BACKGROUND: Health care workers at primary health care (PHC) clinics are frustrated by not receiving replies to their referral letters to doctors. Referral letters act as permission slips to allow patients easy access to treatment by specialists at secondary and tertiary service levels. Reply to the referral letter is vital for continuity of care to be maintained and to enable comprehensive recording at PHC level. It has been found that poor feedback leads to poor follow-up care in the PHC setting. Previous research has investigated the influence of the method of communication, either by use of pro forma letters or by electronic feedback on answers. The study, on which this article is based, endeavoured to understand the doctors' reasons for not replying to referral letters and the context contributing to this problem. If this matter could be resolved it would relieve frustration at PHC level and improve health care services in future. METHODS: A qualitative study method was used, as the purpose of this study was to understand and explore in depth doctors' context, perceptions and motivation leading to not answering referral letters. In-depth interviews were conducted with six purposefully selected doctors who all had more than one year’s experience in their different departments. The exploratory question posed was: "What factors are contributing to not replying to referrals from primary health care clinics?" Interviews were tape-recorded and transcribed verbatim. Themes were identified by using the Tesch method. Analysis was done independently by two coders, who afterwards reached consensus on themes identified. After analysis of each interview trustworthiness was further ensured by going back to the participants to verify that the interpretation represents an accurate description of the participant’s view. RESULTS: The participants included one consultant and five registrars with between 18 months and 8 years experience in their departments respectively. According to participants, many reasons contributed to not writing answers to referral. The reasons for not replying to referral letters pertained to the working situation at the referral hospital and factors regarding the referrals themselves on the one hand and the hospital doctor's perceptions as to his/ her role in the health care system and his/her perception that it is futile to answer referrals on the other. CONCLUSION: There were multiple reasons for not replying to referral letters. It has been suggested in this article that the referring personnel can address some of these reasons by ensuring accurate referrals on appropriate days, considering style preferences of the hospital doctors and by the use of pro forma letters. Hospital consultants can address other factors by giving attention to the socialisation of their juniors and by management by adjusting the referral system so that it does not rely on patients to courier letters. Further research needs to be undertaken in South Africa to assess the influence of various methods of communication in the referral system as regards the quality of communication between different levels of care.

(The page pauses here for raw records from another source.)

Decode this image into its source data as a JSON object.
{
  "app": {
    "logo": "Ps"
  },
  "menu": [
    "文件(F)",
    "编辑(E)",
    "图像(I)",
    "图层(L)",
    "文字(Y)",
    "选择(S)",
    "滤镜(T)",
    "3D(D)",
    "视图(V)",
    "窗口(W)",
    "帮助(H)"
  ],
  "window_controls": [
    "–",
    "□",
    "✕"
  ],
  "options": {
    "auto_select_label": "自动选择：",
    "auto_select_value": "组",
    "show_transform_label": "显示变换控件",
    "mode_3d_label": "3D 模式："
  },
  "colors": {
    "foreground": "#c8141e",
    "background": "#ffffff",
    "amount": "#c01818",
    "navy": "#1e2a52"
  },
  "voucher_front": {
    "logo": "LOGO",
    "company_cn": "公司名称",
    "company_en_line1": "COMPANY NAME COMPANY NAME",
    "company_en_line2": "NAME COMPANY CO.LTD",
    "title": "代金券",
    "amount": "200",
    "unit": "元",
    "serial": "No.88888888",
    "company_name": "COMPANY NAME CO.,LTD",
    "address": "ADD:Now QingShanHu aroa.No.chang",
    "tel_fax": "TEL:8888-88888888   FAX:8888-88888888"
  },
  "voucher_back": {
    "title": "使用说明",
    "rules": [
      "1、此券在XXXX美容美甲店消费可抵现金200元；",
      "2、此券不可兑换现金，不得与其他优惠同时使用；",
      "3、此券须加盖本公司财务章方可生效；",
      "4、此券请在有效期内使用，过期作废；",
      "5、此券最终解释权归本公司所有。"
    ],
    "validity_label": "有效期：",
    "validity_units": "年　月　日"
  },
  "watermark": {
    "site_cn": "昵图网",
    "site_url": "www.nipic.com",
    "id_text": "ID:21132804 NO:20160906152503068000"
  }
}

Makanjee, Chandra Rekha; Bergh, Anne-Marie; Hoffmann, W.A.(Society of Radiographers of South Africa, 2015-05)
BACKGROUND : Diagnostic imaging plays an integral role in disease diagnosis and patient treatment. The challenge in the context of
diagnostic imaging referrals is how to collectively navigate patients through these services, ...
Makanjee, Chandra Rekha; Bergh, Anne-Marie; Hoffmann, Willem Abraham(Elsevier, 2014-05)
Using experiences from the South African public healthcare system with limited resources, this review
proposes a model that captures a holistic perspective of diagnostic imaging services embedded in a
network of negotiated ...
Maningi, N.E. (Nontuthuko Excellent); Malinga, Lesibana A.; Antiabong, John F.; Lekalakala, Ruth M.; Mbelle, Nontombi(BioMed Central, 2017-12-28)
BACKGROUND : The incidence of multidrug-resistant tuberculosis (MDR-TB) is increasing and the emergence of
extensively drug-resistant tuberculosis (XDR-TB) is a major challenge. Controlling resistance, reducing transmission